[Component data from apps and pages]
•••••

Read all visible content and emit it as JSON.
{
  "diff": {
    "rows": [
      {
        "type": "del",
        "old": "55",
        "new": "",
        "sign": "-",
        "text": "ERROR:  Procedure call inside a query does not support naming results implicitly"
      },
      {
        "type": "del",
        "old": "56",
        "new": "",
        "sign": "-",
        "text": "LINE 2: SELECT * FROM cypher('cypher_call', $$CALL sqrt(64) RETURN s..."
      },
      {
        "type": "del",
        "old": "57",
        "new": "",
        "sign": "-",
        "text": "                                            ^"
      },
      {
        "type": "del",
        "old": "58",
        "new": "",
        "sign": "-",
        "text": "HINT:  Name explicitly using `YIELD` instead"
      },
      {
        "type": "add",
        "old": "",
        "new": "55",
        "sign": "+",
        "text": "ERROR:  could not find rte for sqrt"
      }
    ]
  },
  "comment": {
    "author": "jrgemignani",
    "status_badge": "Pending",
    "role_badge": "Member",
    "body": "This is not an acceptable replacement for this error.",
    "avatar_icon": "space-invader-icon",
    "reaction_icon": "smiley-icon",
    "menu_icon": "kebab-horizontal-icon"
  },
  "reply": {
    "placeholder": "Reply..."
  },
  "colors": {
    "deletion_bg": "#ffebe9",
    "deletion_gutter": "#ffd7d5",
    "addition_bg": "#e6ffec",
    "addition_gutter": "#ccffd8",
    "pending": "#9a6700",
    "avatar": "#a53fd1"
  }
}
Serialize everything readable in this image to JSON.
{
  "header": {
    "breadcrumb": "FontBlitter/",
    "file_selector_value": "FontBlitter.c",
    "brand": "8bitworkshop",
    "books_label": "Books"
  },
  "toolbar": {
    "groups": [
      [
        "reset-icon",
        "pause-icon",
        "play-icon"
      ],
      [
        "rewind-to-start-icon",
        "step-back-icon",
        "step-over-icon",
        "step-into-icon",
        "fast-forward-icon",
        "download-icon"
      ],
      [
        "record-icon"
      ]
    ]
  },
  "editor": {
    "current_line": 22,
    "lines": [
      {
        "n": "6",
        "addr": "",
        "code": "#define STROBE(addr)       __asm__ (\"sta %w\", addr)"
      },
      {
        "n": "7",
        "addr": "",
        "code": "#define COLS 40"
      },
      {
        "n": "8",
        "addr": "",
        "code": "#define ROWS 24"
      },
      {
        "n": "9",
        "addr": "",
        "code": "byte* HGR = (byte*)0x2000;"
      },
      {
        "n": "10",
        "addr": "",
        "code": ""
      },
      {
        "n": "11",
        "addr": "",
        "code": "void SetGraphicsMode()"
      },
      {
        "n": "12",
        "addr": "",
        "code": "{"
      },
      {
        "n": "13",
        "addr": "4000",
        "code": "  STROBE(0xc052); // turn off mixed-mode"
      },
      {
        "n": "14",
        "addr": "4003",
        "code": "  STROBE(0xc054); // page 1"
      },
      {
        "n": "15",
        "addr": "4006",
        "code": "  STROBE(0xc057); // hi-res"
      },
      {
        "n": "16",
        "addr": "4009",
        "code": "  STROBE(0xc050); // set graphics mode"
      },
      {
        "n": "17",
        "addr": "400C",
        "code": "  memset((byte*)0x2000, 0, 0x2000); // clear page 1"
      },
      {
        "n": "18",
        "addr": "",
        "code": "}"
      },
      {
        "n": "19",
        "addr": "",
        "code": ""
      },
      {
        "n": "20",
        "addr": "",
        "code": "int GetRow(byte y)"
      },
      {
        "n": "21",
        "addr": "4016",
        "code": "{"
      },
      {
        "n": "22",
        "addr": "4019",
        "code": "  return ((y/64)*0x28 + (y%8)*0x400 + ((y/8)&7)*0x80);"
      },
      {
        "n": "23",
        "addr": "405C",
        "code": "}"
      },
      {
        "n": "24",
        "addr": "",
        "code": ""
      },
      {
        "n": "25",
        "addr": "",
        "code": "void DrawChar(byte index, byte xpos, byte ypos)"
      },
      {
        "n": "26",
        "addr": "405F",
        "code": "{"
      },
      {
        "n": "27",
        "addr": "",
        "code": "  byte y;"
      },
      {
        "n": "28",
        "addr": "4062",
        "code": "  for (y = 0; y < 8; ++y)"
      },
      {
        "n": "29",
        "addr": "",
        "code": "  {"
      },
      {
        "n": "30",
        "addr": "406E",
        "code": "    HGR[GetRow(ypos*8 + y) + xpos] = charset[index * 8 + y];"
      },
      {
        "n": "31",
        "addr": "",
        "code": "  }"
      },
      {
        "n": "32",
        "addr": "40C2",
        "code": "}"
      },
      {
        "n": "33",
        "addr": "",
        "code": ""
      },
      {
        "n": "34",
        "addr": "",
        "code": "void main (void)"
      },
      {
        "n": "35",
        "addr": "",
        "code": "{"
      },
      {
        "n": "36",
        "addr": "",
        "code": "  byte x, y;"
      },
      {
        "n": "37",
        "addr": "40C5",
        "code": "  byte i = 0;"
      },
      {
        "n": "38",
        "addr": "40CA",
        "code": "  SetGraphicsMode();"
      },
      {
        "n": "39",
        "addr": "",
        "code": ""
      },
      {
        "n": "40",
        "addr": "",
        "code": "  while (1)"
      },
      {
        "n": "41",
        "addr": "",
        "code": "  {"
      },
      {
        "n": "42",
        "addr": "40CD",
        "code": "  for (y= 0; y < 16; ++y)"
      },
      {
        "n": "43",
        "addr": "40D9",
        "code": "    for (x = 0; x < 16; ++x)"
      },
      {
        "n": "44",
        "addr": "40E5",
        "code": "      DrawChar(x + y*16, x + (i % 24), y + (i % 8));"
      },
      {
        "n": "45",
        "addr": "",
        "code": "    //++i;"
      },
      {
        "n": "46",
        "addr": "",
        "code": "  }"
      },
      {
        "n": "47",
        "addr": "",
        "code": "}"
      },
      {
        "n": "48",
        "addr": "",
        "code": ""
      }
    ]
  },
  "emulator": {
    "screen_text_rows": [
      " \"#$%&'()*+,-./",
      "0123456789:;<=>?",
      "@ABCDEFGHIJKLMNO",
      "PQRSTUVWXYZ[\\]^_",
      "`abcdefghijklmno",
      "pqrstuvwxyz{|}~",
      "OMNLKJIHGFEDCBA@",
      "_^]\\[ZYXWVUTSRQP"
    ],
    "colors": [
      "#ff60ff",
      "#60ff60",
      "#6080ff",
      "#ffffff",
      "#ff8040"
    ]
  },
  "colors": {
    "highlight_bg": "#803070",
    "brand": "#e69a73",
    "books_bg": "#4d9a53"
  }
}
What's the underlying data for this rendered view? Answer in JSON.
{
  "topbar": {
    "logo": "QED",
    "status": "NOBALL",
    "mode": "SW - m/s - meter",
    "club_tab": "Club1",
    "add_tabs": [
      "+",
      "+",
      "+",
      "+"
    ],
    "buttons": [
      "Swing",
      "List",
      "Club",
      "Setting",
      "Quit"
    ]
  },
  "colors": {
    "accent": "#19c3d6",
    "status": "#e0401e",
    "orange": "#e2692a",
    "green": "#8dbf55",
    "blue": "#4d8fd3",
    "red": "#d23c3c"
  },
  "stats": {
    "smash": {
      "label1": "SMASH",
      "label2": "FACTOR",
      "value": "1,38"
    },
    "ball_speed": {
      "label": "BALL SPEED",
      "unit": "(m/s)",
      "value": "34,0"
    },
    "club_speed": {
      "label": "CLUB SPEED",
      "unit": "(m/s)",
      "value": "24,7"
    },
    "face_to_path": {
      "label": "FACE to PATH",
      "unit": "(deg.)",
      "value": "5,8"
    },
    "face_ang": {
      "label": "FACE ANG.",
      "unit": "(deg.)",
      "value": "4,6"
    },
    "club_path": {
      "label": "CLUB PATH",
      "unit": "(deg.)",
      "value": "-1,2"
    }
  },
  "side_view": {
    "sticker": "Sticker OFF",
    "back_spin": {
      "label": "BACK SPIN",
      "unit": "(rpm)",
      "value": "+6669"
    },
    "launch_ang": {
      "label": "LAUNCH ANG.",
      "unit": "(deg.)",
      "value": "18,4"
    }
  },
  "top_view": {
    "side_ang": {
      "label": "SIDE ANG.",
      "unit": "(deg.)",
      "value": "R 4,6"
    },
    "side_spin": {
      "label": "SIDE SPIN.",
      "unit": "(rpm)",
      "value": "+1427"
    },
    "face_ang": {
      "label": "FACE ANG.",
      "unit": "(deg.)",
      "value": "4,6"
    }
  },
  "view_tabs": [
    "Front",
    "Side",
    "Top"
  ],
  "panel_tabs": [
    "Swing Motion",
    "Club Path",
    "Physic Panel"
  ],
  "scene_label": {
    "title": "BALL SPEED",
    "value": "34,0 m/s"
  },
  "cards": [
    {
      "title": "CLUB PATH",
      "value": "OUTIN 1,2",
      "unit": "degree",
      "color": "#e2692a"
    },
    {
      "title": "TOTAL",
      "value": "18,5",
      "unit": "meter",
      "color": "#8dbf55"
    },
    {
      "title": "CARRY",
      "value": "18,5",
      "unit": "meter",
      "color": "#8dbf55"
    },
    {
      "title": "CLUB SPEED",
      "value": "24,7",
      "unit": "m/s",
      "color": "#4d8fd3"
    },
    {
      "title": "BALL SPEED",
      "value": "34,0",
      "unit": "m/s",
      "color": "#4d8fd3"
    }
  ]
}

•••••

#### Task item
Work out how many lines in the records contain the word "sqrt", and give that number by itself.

#### Task answer
2